These entries are grouped according to the rhyme groups extracted by traditional Chinese scholarship from the rhyming practice of the Shijing, in accordance with the observation of Duan Yucai that characters in the same phonetic series fell in the same rhyme group.

Entries Spelling Rhyme group Entries Spelling Rhyme group
1–31 -â, -a, -ă 歌 (part) 697–765 -âng, -ang, -ăng
32–107 -å, -o 魚 (part) 766–800 -âk, -ak, -ăk
108–138 -u 侯 (part) 801–807 -âg, -ag, -ăg 魚 (part)
139–267 -ân, -an, -ăn 808–843 -ĕng, -eng
268–312 -ât, -at, -ăt 844–860 -ĕk, -ek
313–348 -âd, -ad, -ăd 861–880 -ĕg, -eg 支/佳
349–360 -âr, -ar, -ăr 歌 (part) 881–902 -əng, -ɛng, -ŭng
361–392 -en, -ĕn 903–935 -ək, -ɛk, -ŭk
393–411 -et, -ĕt 936–1001 -əg, -ɛg, -ŭg
412–415 -ed, -ĕd 1002–1015 -ông, -ộng 冬/中
416–485 -ən, -ɛn 文/諄 1016–1038 -ôk, -ộk 覺/沃
486–507 -ət, -ɛt 物/術 1039–1116 -ôg, -ộg
508–540 -əd, -ɛd 1117–1128 -ok, -ǒk, -åk
541–605 -ər, -ɛr 1129–1171 -og, -ǒg
606–627 -âm, -am, -ăm 1172–1201 -ung, -ŭng
628–642 -âp, -ap, -ăp 葉/盍 1202–1228 -uk, -ŭk
643–674 -əm, -ɛm 1229–1235 -ug, -ŭg 侯 (part)
675–696 -əp, -ɛp 1236–1260 unable to reconstruct
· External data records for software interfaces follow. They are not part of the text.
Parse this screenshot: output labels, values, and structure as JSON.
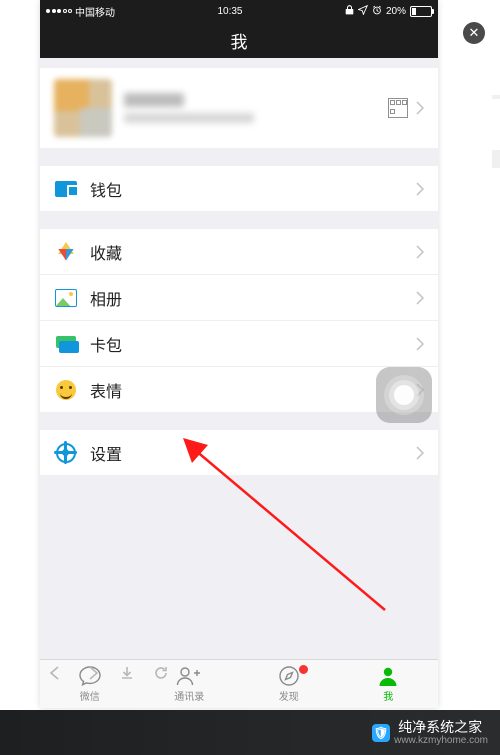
{
  "statusbar": {
    "carrier": "中国移动",
    "time": "10:35",
    "battery_pct": "20%"
  },
  "navbar": {
    "title": "我"
  },
  "menu": {
    "wallet": "钱包",
    "favorites": "收藏",
    "album": "相册",
    "cards": "卡包",
    "stickers": "表情",
    "settings": "设置"
  },
  "tabs": {
    "chats": "微信",
    "contacts": "通讯录",
    "discover": "发现",
    "me": "我"
  },
  "watermark": {
    "site_name": "纯净系统之家",
    "url": "www.kzmyhome.com"
  }
}
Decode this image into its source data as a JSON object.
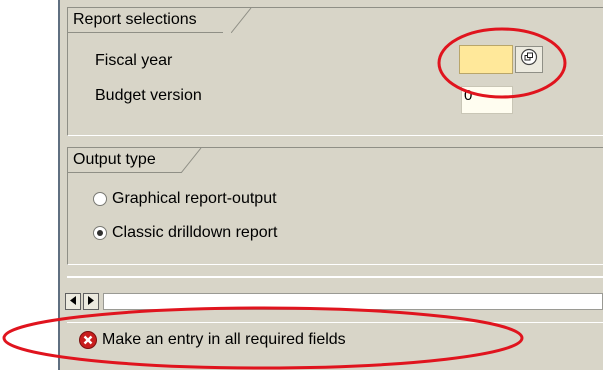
{
  "report_selections": {
    "title": "Report selections",
    "fiscal_year_label": "Fiscal year",
    "fiscal_year_value": "",
    "budget_version_label": "Budget version",
    "budget_version_value": "0"
  },
  "output_type": {
    "title": "Output type",
    "options": [
      {
        "label": "Graphical report-output",
        "selected": false
      },
      {
        "label": "Classic drilldown report",
        "selected": true
      }
    ]
  },
  "status": {
    "message": "Make an entry in all required fields",
    "icon": "error-icon",
    "type": "error"
  },
  "icons": {
    "value_help": "value-help-icon",
    "scroll_left": "scroll-left-icon",
    "scroll_right": "scroll-right-icon"
  },
  "colors": {
    "required_field": "#ffe89a",
    "annotation": "#e0141e",
    "error": "#c81e1e"
  }
}
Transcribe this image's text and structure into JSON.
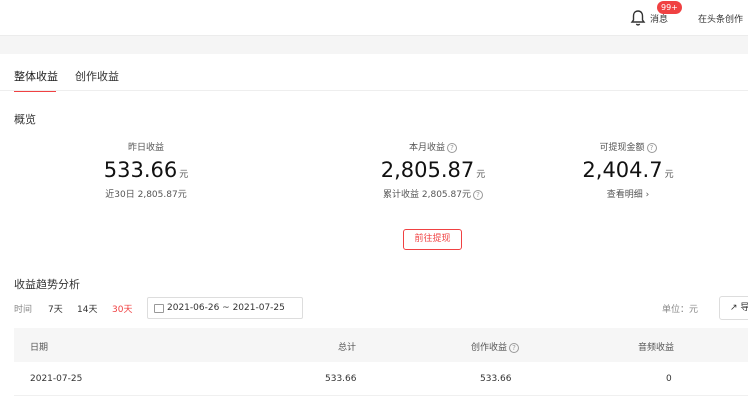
{
  "header": {
    "messages_label": "消息",
    "badge": "99+",
    "user_name": "在头条创作"
  },
  "tabs": [
    {
      "label": "整体收益",
      "active": true
    },
    {
      "label": "创作收益",
      "active": false
    }
  ],
  "overview": {
    "title": "概览",
    "stats": [
      {
        "label": "昨日收益",
        "value": "533.66",
        "unit": "元",
        "sub": "近30日 2,805.87元"
      },
      {
        "label": "本月收益",
        "value": "2,805.87",
        "unit": "元",
        "sub": "累计收益 2,805.87元"
      },
      {
        "label": "可提现金额",
        "value": "2,404.7",
        "unit": "元",
        "sub": "查看明细 ›"
      }
    ],
    "withdraw_button": "前往提现"
  },
  "trend": {
    "title": "收益趋势分析",
    "time_label": "时间",
    "ranges": [
      "7天",
      "14天",
      "30天"
    ],
    "active_range": "30天",
    "date_range": "2021-06-26 ~ 2021-07-25",
    "unit_label": "单位：元",
    "export_label": "↗ 导出",
    "columns": [
      "日期",
      "总计",
      "创作收益",
      "音频收益"
    ],
    "rows": [
      [
        "2021-07-25",
        "533.66",
        "533.66",
        "0"
      ]
    ]
  },
  "colors": {
    "accent": "#f04142"
  }
}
The radical index covers only the head character in each entry.

References[edit]

  1. ^ Karlgren, Bernhard (1957), Grammata Serica Recensa, Stockholm: Museum of Far Eastern Antiquities, OCLC 1999753. 
  2. ^ Karlgren, Bernhard (1923), Analytic dictionary of Chinese and Sino-Japanese, Paris: Paul Geuthner, ISBN 978-0-486-21887-8. 
  3. ^ Karlgren (1957), pp. 1–2.
  4. ^ Wagner, Donald B. (1998), A classical Chinese reader, Routledge, p. 6, ISBN 978-0-7007-0960-1. 
  5. ^ Schuessler, Axel (2009), Minimal Old Chinese and later Han Chinese: a companion to Grammata serica recensa, University of Hawaii Press, ISBN 978-0-8248-3264-3. 
  6. ^ Sino-Tibetan Etymological Dictionary and Thesaurus Home Page, University of California at Berkeley. 
  7. ^ Jenkins, John H.; Cook, Richard (2010), "Unicode Standard Annex #38: Unicode Han Database", The Unicode Standard – Version 6.0, Unicode Consortium. 

External links[edit]